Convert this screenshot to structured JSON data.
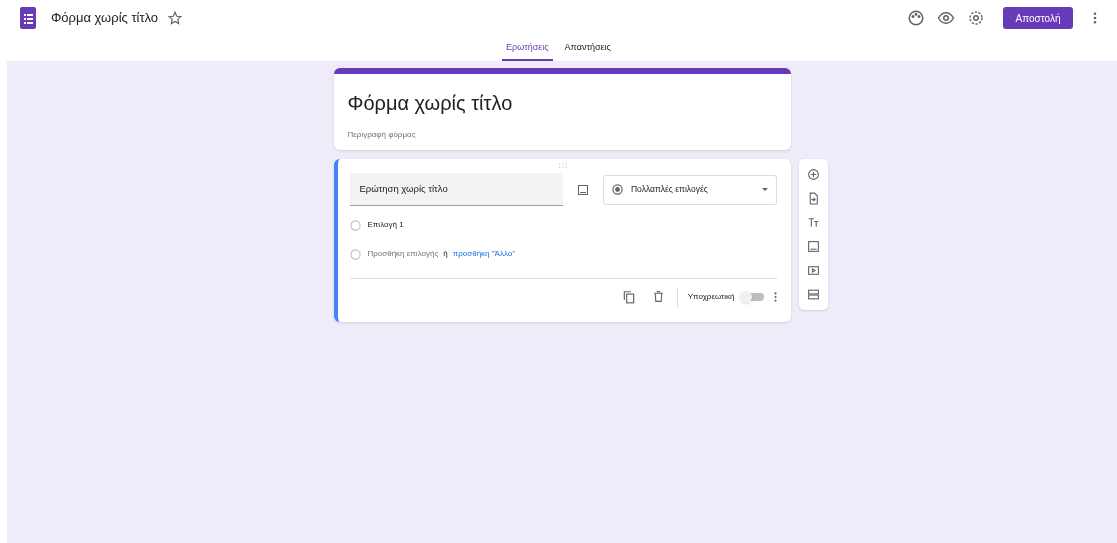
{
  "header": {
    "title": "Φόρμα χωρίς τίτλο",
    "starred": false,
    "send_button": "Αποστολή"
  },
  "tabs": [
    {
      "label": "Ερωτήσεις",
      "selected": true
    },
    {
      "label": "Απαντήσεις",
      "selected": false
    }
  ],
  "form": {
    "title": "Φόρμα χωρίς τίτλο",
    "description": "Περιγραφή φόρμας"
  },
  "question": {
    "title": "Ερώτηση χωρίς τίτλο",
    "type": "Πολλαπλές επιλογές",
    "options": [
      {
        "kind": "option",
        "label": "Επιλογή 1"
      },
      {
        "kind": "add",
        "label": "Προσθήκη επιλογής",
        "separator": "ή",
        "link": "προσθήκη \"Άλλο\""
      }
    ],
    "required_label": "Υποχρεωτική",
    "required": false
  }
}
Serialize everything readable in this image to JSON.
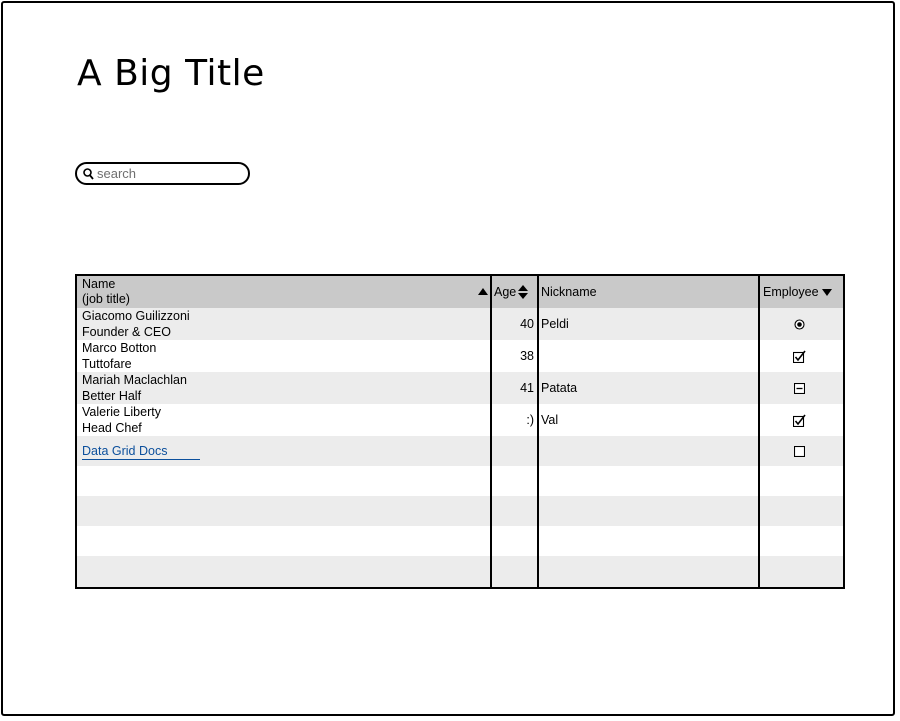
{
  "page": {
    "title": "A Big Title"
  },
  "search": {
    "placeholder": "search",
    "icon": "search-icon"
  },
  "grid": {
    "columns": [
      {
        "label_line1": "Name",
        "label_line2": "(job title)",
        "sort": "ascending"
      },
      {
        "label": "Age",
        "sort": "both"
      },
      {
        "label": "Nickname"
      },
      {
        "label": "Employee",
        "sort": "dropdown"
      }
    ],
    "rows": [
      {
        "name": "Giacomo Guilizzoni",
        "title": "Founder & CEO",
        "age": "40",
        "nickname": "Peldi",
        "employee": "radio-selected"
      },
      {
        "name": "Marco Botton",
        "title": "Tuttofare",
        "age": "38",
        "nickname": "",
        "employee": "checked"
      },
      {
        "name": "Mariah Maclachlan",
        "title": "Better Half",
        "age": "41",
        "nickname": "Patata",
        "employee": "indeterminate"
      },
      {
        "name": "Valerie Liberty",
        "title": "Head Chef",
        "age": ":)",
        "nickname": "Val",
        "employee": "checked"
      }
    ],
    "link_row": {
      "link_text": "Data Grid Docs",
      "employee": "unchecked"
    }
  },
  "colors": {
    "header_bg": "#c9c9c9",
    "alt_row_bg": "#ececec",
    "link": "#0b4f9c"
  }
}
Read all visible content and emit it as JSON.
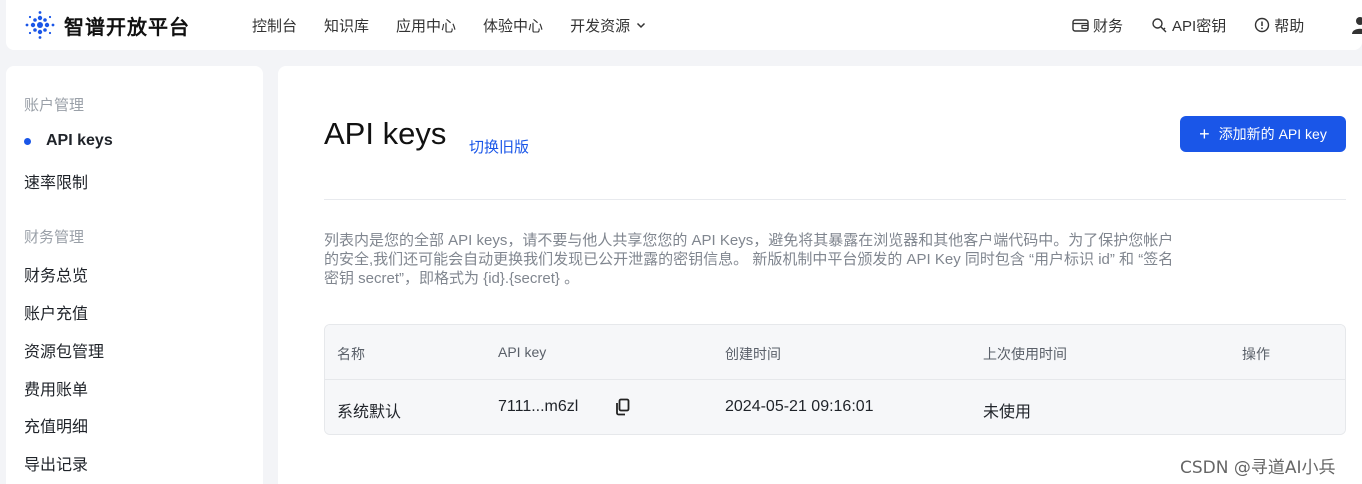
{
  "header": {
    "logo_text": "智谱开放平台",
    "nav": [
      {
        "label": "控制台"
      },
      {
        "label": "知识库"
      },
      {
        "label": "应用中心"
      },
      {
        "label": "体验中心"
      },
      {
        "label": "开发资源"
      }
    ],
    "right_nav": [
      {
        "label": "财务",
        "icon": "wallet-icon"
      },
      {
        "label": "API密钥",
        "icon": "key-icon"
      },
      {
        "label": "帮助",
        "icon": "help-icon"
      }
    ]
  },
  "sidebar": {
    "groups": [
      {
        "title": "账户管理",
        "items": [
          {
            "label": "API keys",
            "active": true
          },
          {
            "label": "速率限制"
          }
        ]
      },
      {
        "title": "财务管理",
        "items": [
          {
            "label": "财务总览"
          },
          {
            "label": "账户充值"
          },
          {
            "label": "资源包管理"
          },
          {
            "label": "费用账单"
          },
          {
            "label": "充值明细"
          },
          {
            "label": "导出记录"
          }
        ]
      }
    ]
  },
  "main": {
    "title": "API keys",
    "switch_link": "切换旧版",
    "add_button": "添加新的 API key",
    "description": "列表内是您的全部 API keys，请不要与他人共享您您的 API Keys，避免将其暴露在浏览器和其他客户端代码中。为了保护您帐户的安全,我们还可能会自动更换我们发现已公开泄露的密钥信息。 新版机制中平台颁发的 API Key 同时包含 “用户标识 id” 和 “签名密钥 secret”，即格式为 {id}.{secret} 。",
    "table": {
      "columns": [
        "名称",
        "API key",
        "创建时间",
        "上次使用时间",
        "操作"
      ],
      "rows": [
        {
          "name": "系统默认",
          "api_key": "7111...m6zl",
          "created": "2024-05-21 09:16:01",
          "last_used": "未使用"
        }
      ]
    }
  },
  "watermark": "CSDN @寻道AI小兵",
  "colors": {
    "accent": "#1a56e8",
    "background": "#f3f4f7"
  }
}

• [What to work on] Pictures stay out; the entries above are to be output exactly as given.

• [Solution]
Convert this screenshot to structured JSON data.
{
  "header": {
    "title": "Φόρμα χωρίς τίτλο",
    "starred": false,
    "send_button": "Αποστολή"
  },
  "tabs": [
    {
      "label": "Ερωτήσεις",
      "selected": true
    },
    {
      "label": "Απαντήσεις",
      "selected": false
    }
  ],
  "form": {
    "title": "Φόρμα χωρίς τίτλο",
    "description": "Περιγραφή φόρμας"
  },
  "question": {
    "title": "Ερώτηση χωρίς τίτλο",
    "type": "Πολλαπλές επιλογές",
    "options": [
      {
        "kind": "option",
        "label": "Επιλογή 1"
      },
      {
        "kind": "add",
        "label": "Προσθήκη επιλογής",
        "separator": "ή",
        "link": "προσθήκη \"Άλλο\""
      }
    ],
    "required_label": "Υποχρεωτική",
    "required": false
  }
}
Serialize everything readable in this image to JSON.
{
  "page": {
    "title": "A Big Title"
  },
  "search": {
    "placeholder": "search",
    "icon": "search-icon"
  },
  "grid": {
    "columns": [
      {
        "label_line1": "Name",
        "label_line2": "(job title)",
        "sort": "ascending"
      },
      {
        "label": "Age",
        "sort": "both"
      },
      {
        "label": "Nickname"
      },
      {
        "label": "Employee",
        "sort": "dropdown"
      }
    ],
    "rows": [
      {
        "name": "Giacomo Guilizzoni",
        "title": "Founder & CEO",
        "age": "40",
        "nickname": "Peldi",
        "employee": "radio-selected"
      },
      {
        "name": "Marco Botton",
        "title": "Tuttofare",
        "age": "38",
        "nickname": "",
        "employee": "checked"
      },
      {
        "name": "Mariah Maclachlan",
        "title": "Better Half",
        "age": "41",
        "nickname": "Patata",
        "employee": "indeterminate"
      },
      {
        "name": "Valerie Liberty",
        "title": "Head Chef",
        "age": ":)",
        "nickname": "Val",
        "employee": "checked"
      }
    ],
    "link_row": {
      "link_text": "Data Grid Docs",
      "employee": "unchecked"
    }
  },
  "colors": {
    "header_bg": "#c9c9c9",
    "alt_row_bg": "#ececec",
    "link": "#0b4f9c"
  }
}
Read all visible content and emit it as JSON.
{
  "header": {
    "logo_text": "智谱开放平台",
    "nav": [
      {
        "label": "控制台"
      },
      {
        "label": "知识库"
      },
      {
        "label": "应用中心"
      },
      {
        "label": "体验中心"
      },
      {
        "label": "开发资源"
      }
    ],
    "right_nav": [
      {
        "label": "财务",
        "icon": "wallet-icon"
      },
      {
        "label": "API密钥",
        "icon": "key-icon"
      },
      {
        "label": "帮助",
        "icon": "help-icon"
      }
    ]
  },
  "sidebar": {
    "groups": [
      {
        "title": "账户管理",
        "items": [
          {
            "label": "API keys",
            "active": true
          },
          {
            "label": "速率限制"
          }
        ]
      },
      {
        "title": "财务管理",
        "items": [
          {
            "label": "财务总览"
          },
          {
            "label": "账户充值"
          },
          {
            "label": "资源包管理"
          },
          {
            "label": "费用账单"
          },
          {
            "label": "充值明细"
          },
          {
            "label": "导出记录"
          }
        ]
      }
    ]
  },
  "main": {
    "title": "API keys",
    "switch_link": "切换旧版",
    "add_button": "添加新的 API key",
    "description": "列表内是您的全部 API keys，请不要与他人共享您您的 API Keys，避免将其暴露在浏览器和其他客户端代码中。为了保护您帐户的安全,我们还可能会自动更换我们发现已公开泄露的密钥信息。 新版机制中平台颁发的 API Key 同时包含 “用户标识 id” 和 “签名密钥 secret”，即格式为 {id}.{secret} 。",
    "table": {
      "columns": [
        "名称",
        "API key",
        "创建时间",
        "上次使用时间",
        "操作"
      ],
      "rows": [
        {
          "name": "系统默认",
          "api_key": "7111...m6zl",
          "created": "2024-05-21 09:16:01",
          "last_used": "未使用"
        }
      ]
    }
  },
  "watermark": "CSDN @寻道AI小兵",
  "colors": {
    "accent": "#1a56e8",
    "background": "#f3f4f7"
  }
}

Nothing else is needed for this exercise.